Our suspicion is that successful early implementations will personify as a ‘dumb but well-meaning robot’ until users become familiar with the new interaction dynamic and chalk up some successes with AI agents.
There seem to be two big challenges here.
The first is about successfully building knowledge models. Rainbird were quick to point out that (pretty obviously) the tools for inputting human knowledge into the AI system have been developed by AI software engineers (and not people who know about tomatoes or saving accounts). If the cost and effort of building useful knowledge models is too great AI will never get out of the starting blocks. So there’s a huge user experience challenge linked to the development systems which can be populated with knowledge without someone with a PhD in Machine Learning having to be in the room. This seems to hark back to the very earliest days of commercial computing when only computer scientists could make or use computers. Some lessons from those times will need to be relearned. Usability skills will probably mark out the winners from the losers in the race to commercial success for AI software firms.
The second, more obvious challenge, is in interaction design between computer and human.
Screen-based interactions (e.g. webchat) are probably going to be easier. There’s already lots of learning about user experience for this kind of interaction - and clearer expectations from customers about what good looks like. For this reason it’s likely that the first mass-market implementations of AI will be in this space. But we can expect some ‘uncanny valley’ moments as we move into not spotting the difference between whether a human or AI is driving the interaction before, finally, not caring.
Voice interface with AI seems harder and riskier. Customer expectations are set by the two extremes of warm, flexible human conversation and the stilted, robotic IVR we already encounter in call-centre queues. Natural language interfaces like Siri have already set some user expectations about how it will work and feel, but when the AI is running the conversation by posing questions it’s not certain that this interface style is the solution. Short conversations with Siri can be useful, long ones can be a drag.
So what happens next?
There’s simply too much money on the table for major brands not to start experimenting with AI-driven customer service in the near future.
History teaches us that bad early implementations – where the needs of the customer are considered secondary to the needs of the business – will slow the rate of adoption and acceptance.
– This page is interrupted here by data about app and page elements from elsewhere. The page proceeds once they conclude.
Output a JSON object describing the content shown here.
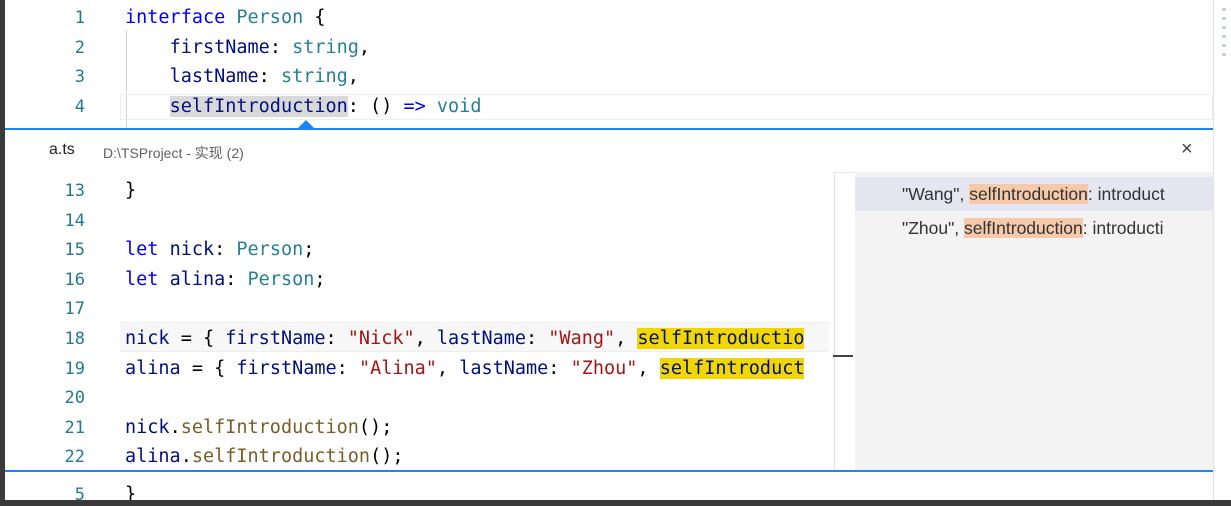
{
  "top_editor": {
    "lines": [
      {
        "num": "1",
        "tokens": [
          {
            "t": "interface",
            "c": "kw"
          },
          {
            "t": " ",
            "c": "pl"
          },
          {
            "t": "Person",
            "c": "ty"
          },
          {
            "t": " {",
            "c": "pl"
          }
        ]
      },
      {
        "num": "2",
        "tokens": [
          {
            "t": "    ",
            "c": "pl"
          },
          {
            "t": "firstName",
            "c": "var"
          },
          {
            "t": ": ",
            "c": "pl"
          },
          {
            "t": "string",
            "c": "ty"
          },
          {
            "t": ",",
            "c": "pl"
          }
        ]
      },
      {
        "num": "3",
        "tokens": [
          {
            "t": "    ",
            "c": "pl"
          },
          {
            "t": "lastName",
            "c": "var"
          },
          {
            "t": ": ",
            "c": "pl"
          },
          {
            "t": "string",
            "c": "ty"
          },
          {
            "t": ",",
            "c": "pl"
          }
        ]
      },
      {
        "num": "4",
        "tokens": [
          {
            "t": "    ",
            "c": "pl"
          },
          {
            "t": "selfIntroduction",
            "c": "var hl-gray"
          },
          {
            "t": ": () ",
            "c": "pl"
          },
          {
            "t": "=>",
            "c": "kw"
          },
          {
            "t": " ",
            "c": "pl"
          },
          {
            "t": "void",
            "c": "ty"
          }
        ]
      }
    ]
  },
  "peek": {
    "file_name": "a.ts",
    "path_info": "D:\\TSProject - 实现 (2)",
    "close_icon": "×",
    "lines": [
      {
        "num": "13",
        "tokens": [
          {
            "t": "}",
            "c": "pl"
          }
        ]
      },
      {
        "num": "14",
        "tokens": []
      },
      {
        "num": "15",
        "tokens": [
          {
            "t": "let",
            "c": "kw"
          },
          {
            "t": " ",
            "c": "pl"
          },
          {
            "t": "nick",
            "c": "var"
          },
          {
            "t": ": ",
            "c": "pl"
          },
          {
            "t": "Person",
            "c": "ty"
          },
          {
            "t": ";",
            "c": "pl"
          }
        ]
      },
      {
        "num": "16",
        "tokens": [
          {
            "t": "let",
            "c": "kw"
          },
          {
            "t": " ",
            "c": "pl"
          },
          {
            "t": "alina",
            "c": "var"
          },
          {
            "t": ": ",
            "c": "pl"
          },
          {
            "t": "Person",
            "c": "ty"
          },
          {
            "t": ";",
            "c": "pl"
          }
        ]
      },
      {
        "num": "17",
        "tokens": []
      },
      {
        "num": "18",
        "tokens": [
          {
            "t": "nick",
            "c": "var"
          },
          {
            "t": " = { ",
            "c": "pl"
          },
          {
            "t": "firstName",
            "c": "var"
          },
          {
            "t": ": ",
            "c": "pl"
          },
          {
            "t": "\"Nick\"",
            "c": "str"
          },
          {
            "t": ", ",
            "c": "pl"
          },
          {
            "t": "lastName",
            "c": "var"
          },
          {
            "t": ": ",
            "c": "pl"
          },
          {
            "t": "\"Wang\"",
            "c": "str"
          },
          {
            "t": ", ",
            "c": "pl"
          },
          {
            "t": "selfIntroductio",
            "c": "var hl-yellow"
          }
        ]
      },
      {
        "num": "19",
        "tokens": [
          {
            "t": "alina",
            "c": "var"
          },
          {
            "t": " = { ",
            "c": "pl"
          },
          {
            "t": "firstName",
            "c": "var"
          },
          {
            "t": ": ",
            "c": "pl"
          },
          {
            "t": "\"Alina\"",
            "c": "str"
          },
          {
            "t": ", ",
            "c": "pl"
          },
          {
            "t": "lastName",
            "c": "var"
          },
          {
            "t": ": ",
            "c": "pl"
          },
          {
            "t": "\"Zhou\"",
            "c": "str"
          },
          {
            "t": ", ",
            "c": "pl"
          },
          {
            "t": "selfIntroduct",
            "c": "var hl-yellow"
          }
        ]
      },
      {
        "num": "20",
        "tokens": []
      },
      {
        "num": "21",
        "tokens": [
          {
            "t": "nick",
            "c": "var"
          },
          {
            "t": ".",
            "c": "pl"
          },
          {
            "t": "selfIntroduction",
            "c": "fn"
          },
          {
            "t": "();",
            "c": "pl"
          }
        ]
      },
      {
        "num": "22",
        "tokens": [
          {
            "t": "alina",
            "c": "var"
          },
          {
            "t": ".",
            "c": "pl"
          },
          {
            "t": "selfIntroduction",
            "c": "fn"
          },
          {
            "t": "();",
            "c": "pl"
          }
        ]
      }
    ],
    "references": [
      {
        "before": "\"Wang\", ",
        "match": "selfIntroduction",
        "after": ": introduct",
        "selected": true
      },
      {
        "before": "\"Zhou\", ",
        "match": "selfIntroduction",
        "after": ": introducti",
        "selected": false
      }
    ]
  },
  "bottom_editor": {
    "lines": [
      {
        "num": "5",
        "tokens": [
          {
            "t": "}",
            "c": "pl"
          }
        ]
      }
    ]
  },
  "colors": {
    "accent": "#1a85ff",
    "keyword": "#0000ff",
    "type": "#267f99",
    "variable": "#001080",
    "string": "#a31515",
    "function": "#795e26",
    "highlight_yellow": "#f2d600",
    "reference_highlight": "#f5c9a9"
  }
}
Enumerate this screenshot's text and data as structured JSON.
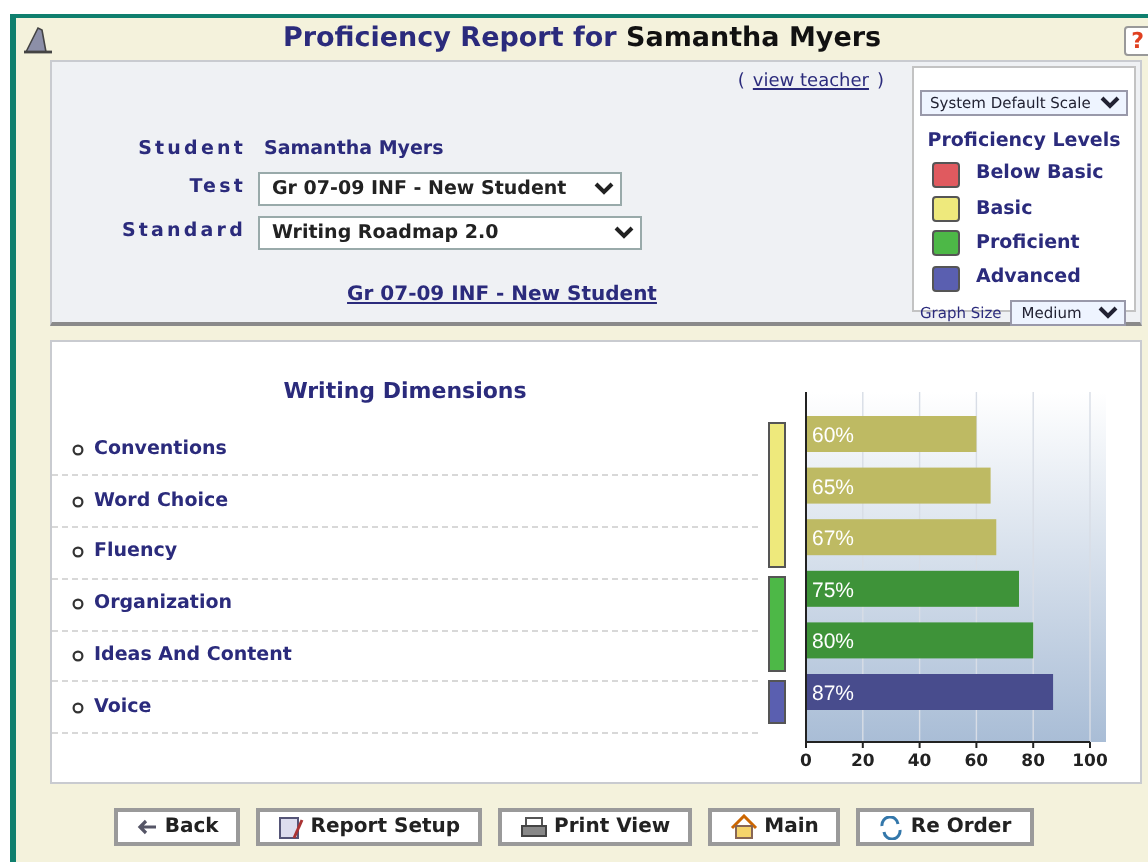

If poorly planned, poorly tested AI implementations are forced onto customers they will avoid them. And annoying AI interactions will become a meme like offshore call centres did by the mid-00s.
To avoid that, AI services will need to implemented with care and patience. Web-based services are probably the place to start. But it’s also possible that AI-assisted human customer service can be a gateway to full automation of voice-interface in the future. Let’s not be neurotic about it.